Students will be placed into internship opportunities while possibly earning both credits and/or a stipend.
Faculty / Staff Workshops
Faculty and staff development workshops will be offered at least twice annually and will include exercises in identifying and understanding Pacific Island cultural values, and ideas and strategies for incorporating Pacific Island ways of knowing and learning into the curriculum and pedagogical approaches.
Pacific Speaker Series
The Center will sponsor a series of distinguished guest speakers from throughout the Pacific islands who will help educate, inform, and inspire the UH Hilo community on matters of importance to the region and its citizens.
The PISC provides community-based learning opportunities which integrate service to the local community with leadership learning skills.
The Pacific Islander Higher Education Conference has a two-fold goal: 1) To engage Hawaii colleges, community organizations, and government agencies in addressing the challenges of and sharing best practices in recruitment strategies of Pacific islanders in Hawaii to higher education, 2) to bring Pacific islander high school students and their parents on to a college campus to motivate, inspire, and inform them about higher education opportunities, resources, and role models. >>visit official website now

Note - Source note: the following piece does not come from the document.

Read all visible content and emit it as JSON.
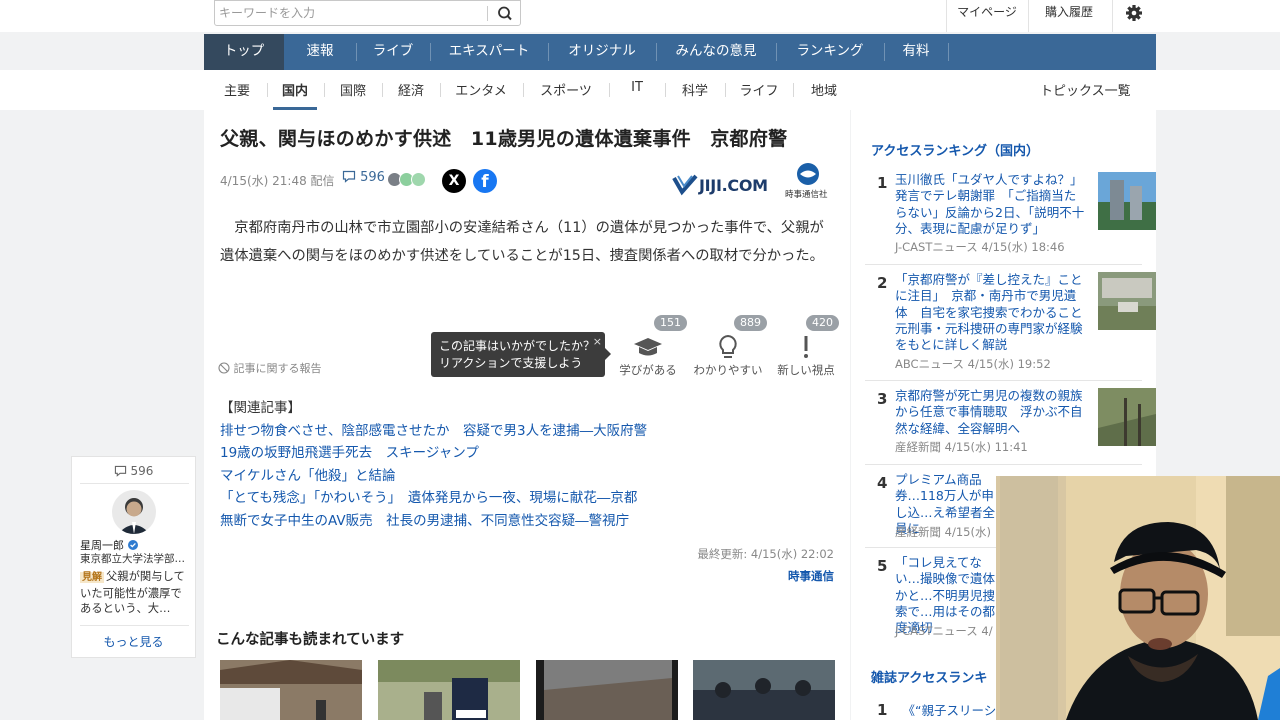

As the Pacific Island population grows in Hawaii, so too has the need for educators in the K-12 schools to address the needs of this population. In the past several years, K-12 personnel have made numerous requests for UH Hilo students to provide academic tutoring, mentoring and culturally and linguistically sensitive guidance to PI students in local elementary and high schools. In turn, Pacific Islanders in grades K-12 will also receive needed services that will be provided in a culturally appropriate and responsive manner to assist them with being successful academically and socially in school, more likely to enroll in postsecondary education, and better prepared for college. PASS is a leadership development program for Pacific island students at the University of Hawaii at Hilo to become competent, conscientious, and compassionate leaders who support the youth empowerment efforts in local schools. Read more>>
The Pacific Islander Student Center (PISC) invites Hawaii-based non-profiit organizations and and public schools that serve Pacific island youth to partner with us to host PASS Leaders in their schools or organization. We can work together with our hosting agencies to design one-time or on-going programs that empower the Pacific island migrant communities. These community service projects have the added benefit of not only developing students’ leadership and mentoring skills and making connections between classroom learning and outside-of-classroom learning that occurs through experiential education, but also impacting the success of future generations of individuals from the target population. Find out how to join the PASS Partners program. Read more>>

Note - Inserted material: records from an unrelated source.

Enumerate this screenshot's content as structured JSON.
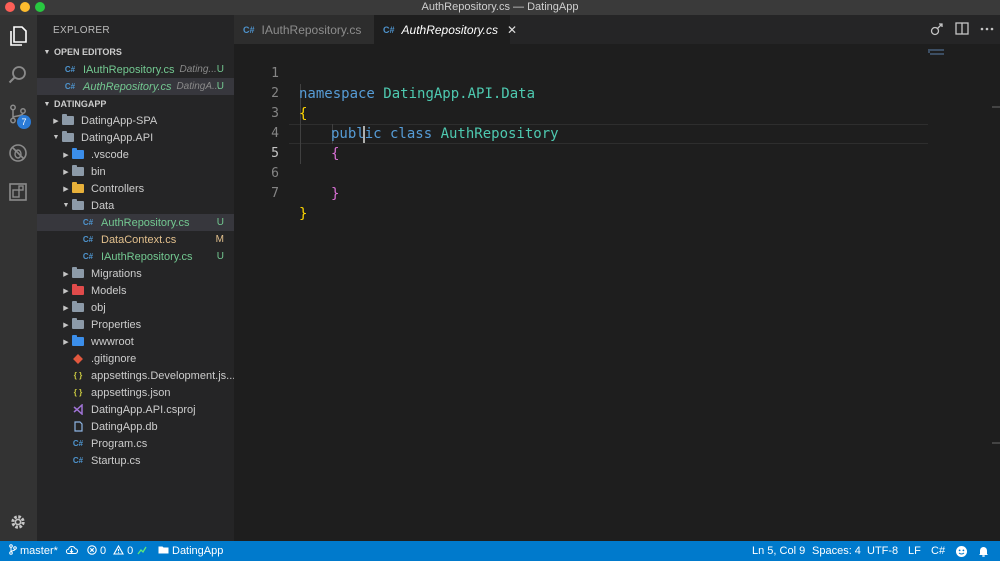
{
  "window": {
    "title": "AuthRepository.cs — DatingApp"
  },
  "activity_bar": {
    "scm_badge": "7"
  },
  "sidebar": {
    "title": "EXPLORER",
    "open_editors_header": "OPEN EDITORS",
    "open_editors": [
      {
        "name": "IAuthRepository.cs",
        "desc": "Dating...",
        "mark": "U"
      },
      {
        "name": "AuthRepository.cs",
        "desc": "DatingA...",
        "mark": "U"
      }
    ],
    "project_header": "DATINGAPP",
    "tree": [
      {
        "name": "DatingApp-SPA"
      },
      {
        "name": "DatingApp.API"
      },
      {
        "name": ".vscode"
      },
      {
        "name": "bin"
      },
      {
        "name": "Controllers"
      },
      {
        "name": "Data"
      },
      {
        "name": "AuthRepository.cs",
        "mark": "U"
      },
      {
        "name": "DataContext.cs",
        "mark": "M"
      },
      {
        "name": "IAuthRepository.cs",
        "mark": "U"
      },
      {
        "name": "Migrations"
      },
      {
        "name": "Models"
      },
      {
        "name": "obj"
      },
      {
        "name": "Properties"
      },
      {
        "name": "wwwroot"
      },
      {
        "name": ".gitignore"
      },
      {
        "name": "appsettings.Development.js..."
      },
      {
        "name": "appsettings.json"
      },
      {
        "name": "DatingApp.API.csproj"
      },
      {
        "name": "DatingApp.db"
      },
      {
        "name": "Program.cs"
      },
      {
        "name": "Startup.cs"
      }
    ]
  },
  "tabs": [
    {
      "label": "IAuthRepository.cs",
      "icon": "C#"
    },
    {
      "label": "AuthRepository.cs",
      "icon": "C#",
      "close": "✕"
    }
  ],
  "editor": {
    "line_numbers": [
      "1",
      "2",
      "3",
      "4",
      "5",
      "6",
      "7"
    ],
    "tokens": {
      "l1_kw": "namespace ",
      "l1_ns": "DatingApp.API.Data",
      "l2": "{",
      "l3_kw": "public class ",
      "l3_cls": "AuthRepository",
      "l4": "{",
      "l6": "}",
      "l7": "}"
    }
  },
  "statusbar": {
    "branch": "master*",
    "errors": "0",
    "warnings": "0",
    "folder": "DatingApp",
    "position": "Ln 5, Col 9",
    "spaces": "Spaces: 4",
    "encoding": "UTF-8",
    "eol": "LF",
    "language": "C#"
  },
  "colors": {
    "accent": "#007acc",
    "untracked": "#73c991",
    "modified": "#e2c08d"
  }
}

What's Your Story?
A digital storytelling project to chronicle the stories of Pacific Islanders in Hawaii. The video interviews and narratives will be shared on the PISC YouTube channel for the general public. Our goal is to educate the general public on the many positive ways that Pacific islanders are contributing to the Hawaiian society. Students will collaborate with community-based organizations and clubs to identify and commit the individuals to feature on the project. Read more>>
The research component of the project is designed to enable focused, in-depth, longitudinal studies that will fill a large gap in the higher education resources and literature of the nation. Educational indicators including persistence, degrees awarded, dropout rates and time it takes to complete degrees will be analyzed for Pacific Islanders and Pacific Island subgroups, as well as financial aid indicators (e.g., amounts, types and distribution), pre-college enrollment indicators (e.g., courses taken, entrance and placement test data), social and cultural indicators, and individual characteristics. Throughout the 5-year project we hope to disseminate our findings to stakeholders throughout the Pacific region to help in their college preparatory and educational reform initiatives.